Germany's Scholz urges China to use 'influence' on Russia
The German chancellor's controversial trip to China had an economic emphasis, but Scholz also vowed not to shy away from difficult issues.
Chinese President Xi Jinping on Friday received German Chancellor Olaf Scholz in Beijing in the first visit by a leader of a G7 nation to China in three years.
The controversial visit comes only days after Xi strengthened his hold on power and as tensions run high between the West and Beijing on issues ranging from Taiwan to alleged human rights abuses.
Scholz and the delegation of business leaders were tested for COVID-19 upon arrival. The German leader also held talks with China's Premier Li Keqiang on the one-day trip.
What was said about Russia's war in Ukraine?
Scholz had promised a "candid exchange" with Chinese leaders on a number of issues, including Russia's invasion of Ukraine.
"We come together at a time of great tension," Scholz said in his opening remarks, according to German news agency DPA. "In particular, I want to highlight the Russian war against Ukraine, which poses many problems for our rules-based world order."
After meeting with Premier Li, Scholz told a press conference that he called on Beijing to exert its "influence" on Russia.
"I told President [Xi] that it is important for China to use its influence on Russia," Scholz said.
"We have agreed that threatening nuclear attacks is irresponsible and dangerous," he added.
Meanwhile, neither Xi nor Li explicitly mentioned Russia in their remarks.
Still, Xi "pointed out that China supports Germany and the EU in playing an important role in promoting peace talks and promoting the building of a balanced, effective and sustainable European security framework," according to Chinese state broadcaster CCTV.
The international community should "call on all parties concerned to exercise rationality and restraint, conduct direct contacts as soon as possible, and create conditions for the resumption of negotiations [and] jointly oppose the use or threat of use of nuclear weapons," Xi was quoted as saying.
More 'difficult issues'
Scholz had vowed to discuss "difficult issues" with Chinese leaders.
Like the US and many Western countries, Scholz asserted that Berlin follows the "One China principle" when it comes to Taiwan, but warned that any change to the status quo must only happen peacefully and with dialogue.
Last week, China decried a visit by a delegation of German lawmakers to Taiwan amid concerns that Beijing could invade the island.
Scholz also stressed that human rights are universally recognizied and urged the rights of Uyghurs and other ethnic groups in China's Xinjiang be upheld.
"This is not interference in internal affairs," he said. Beijing has long rejected criticism of its treatment of Uyghurs as foreign interference.
A recent UN report said that China's human rights violations in Xinjiang might amount to crimes against humanity.
Trade high on the agenda
Scholz also emphasized the need for continued economic cooperation with China.
The German leader said he wanted "to talk about how we can further develop our economic cooperation on other topics: climate change, food security, indebted countries."
The German and Chinese economies are deeply intertwined.
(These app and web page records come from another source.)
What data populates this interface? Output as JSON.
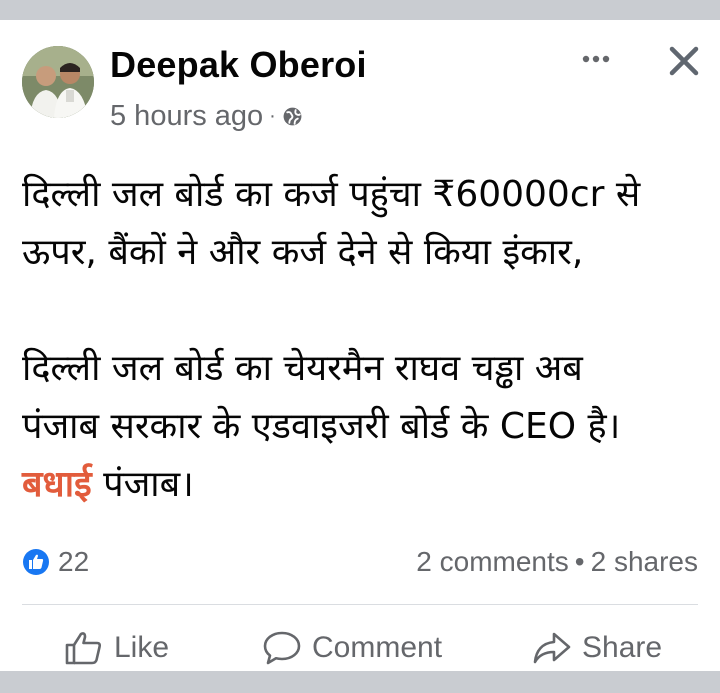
{
  "post": {
    "author": "Deepak Oberoi",
    "timestamp": "5 hours ago",
    "separator": "·",
    "privacy_icon": "globe-icon",
    "menu_icon": "more-icon",
    "close_icon": "close-icon",
    "lines": [
      "दिल्ली जल बोर्ड का कर्ज पहुंचा ₹60000cr से",
      "ऊपर, बैंकों ने और कर्ज देने से किया इंकार,",
      "दिल्ली जल बोर्ड का चेयरमैन राघव चड्ढा अब",
      "पंजाब सरकार के एडवाइजरी बोर्ड के CEO है।"
    ],
    "highlight_word": "बधाई",
    "last_line_rest": " पंजाब।",
    "highlight_color": "#e25c3c"
  },
  "engagement": {
    "reaction_count": "22",
    "comments": "2 comments",
    "dot": "•",
    "shares": "2 shares"
  },
  "actions": {
    "like_label": "Like",
    "comment_label": "Comment",
    "share_label": "Share"
  },
  "colors": {
    "band": "#c9ccd1",
    "secondary_text": "#65676b",
    "like_blue": "#1877f2"
  }
}
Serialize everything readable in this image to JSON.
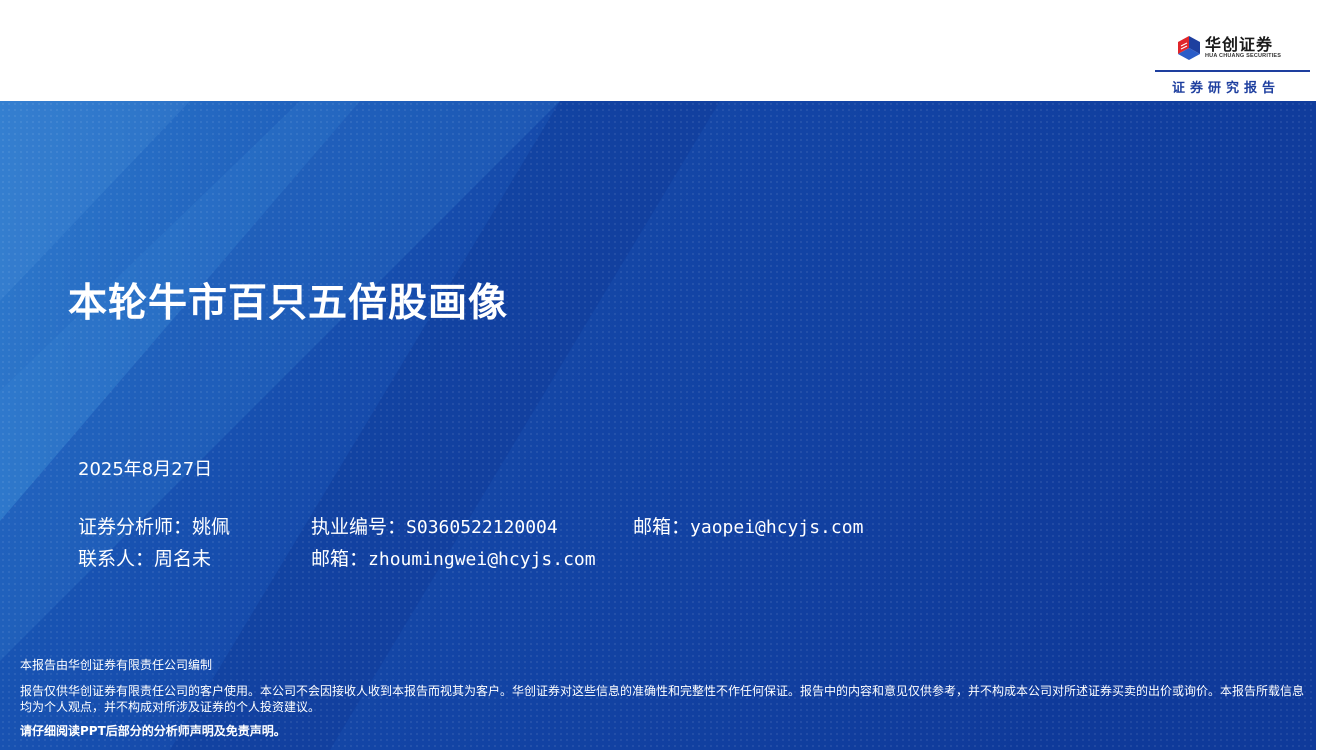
{
  "header": {
    "logo_name": "华创证券",
    "logo_en": "HUA CHUANG SECURITIES",
    "subtitle": "证券研究报告",
    "colors": {
      "brand_blue": "#1e3f9f",
      "brand_red": "#e0262b"
    }
  },
  "cover": {
    "title": "本轮牛市百只五倍股画像",
    "date": "2025年8月27日",
    "analyst_label": "证券分析师：姚佩",
    "license_label": "执业编号：",
    "license_no": "S0360522120004",
    "analyst_email_label": "邮箱：",
    "analyst_email": "yaopei@hcyjs.com",
    "contact_label": "联系人：周名未",
    "contact_email_label": "邮箱：",
    "contact_email": "zhoumingwei@hcyjs.com",
    "colors": {
      "banner_dark": "#0f3b9c",
      "banner_light": "#2f7fd0"
    }
  },
  "disclaimer": {
    "compiled_by": "本报告由华创证券有限责任公司编制",
    "body": "报告仅供华创证券有限责任公司的客户使用。本公司不会因接收人收到本报告而视其为客户。华创证券对这些信息的准确性和完整性不作任何保证。报告中的内容和意见仅供参考，并不构成本公司对所述证券买卖的出价或询价。本报告所载信息均为个人观点，并不构成对所涉及证券的个人投资建议。",
    "notice": "请仔细阅读PPT后部分的分析师声明及免责声明。"
  }
}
Some even within Scholz's coalition government are worried the relationship is too close.
Foreign Minister Annalena Baerbock recently said mistakes made in the past that led to heavy dependence on Russia must not be repeated with China.
"Ladies and gentlemen, it is good and right that I am here today," Scholz said at the beggining of his remarks to the press, in a clear response to domestic and international criticism over his trip.
Scholz had insisted that direct talks with Chinese leaders were "all the more important" after a long hiatus, partly owing to the COVID-19 pandemic.
DW's chief international editor Richard Walker said Scholz was "sticking his neck out" by going to Beijing.
"What Olaf Scholz has been saying about this trip is simply that it is important for Germany and China to be talking ... especially in the time of tensions that exist around the world, particularly the geopolitical tensions [and] Russia's war in Ukraine, that it's very important for there to be an exchange of views even if you don't agree about everything," Walker said.
One thing Germany's three-party coalition agreed to when negotiating their government was to develop a new China strategy.
The visit comes shortly after Scholz — despite objections from many in his Cabinet and ruling coalition — pushed through a controversial deal to allow Chinese state-owned shipping company Cosco to buy a minority 24.9% stake in one of Hamburg's port terminals.
Baltic nations and some other former Soviet bloc countries have also become increasingly suspicious of China's growing economic influence in Europe, particularly given what Xi recently called Beijing's "no limits" friendship with Moscow.
At an EU summit in Brussels on October 21 focusing on relations with China, the Baltic states said it was important to speak to Beijing with a "single voice."
fb, lo/nm (AFP, Reuters)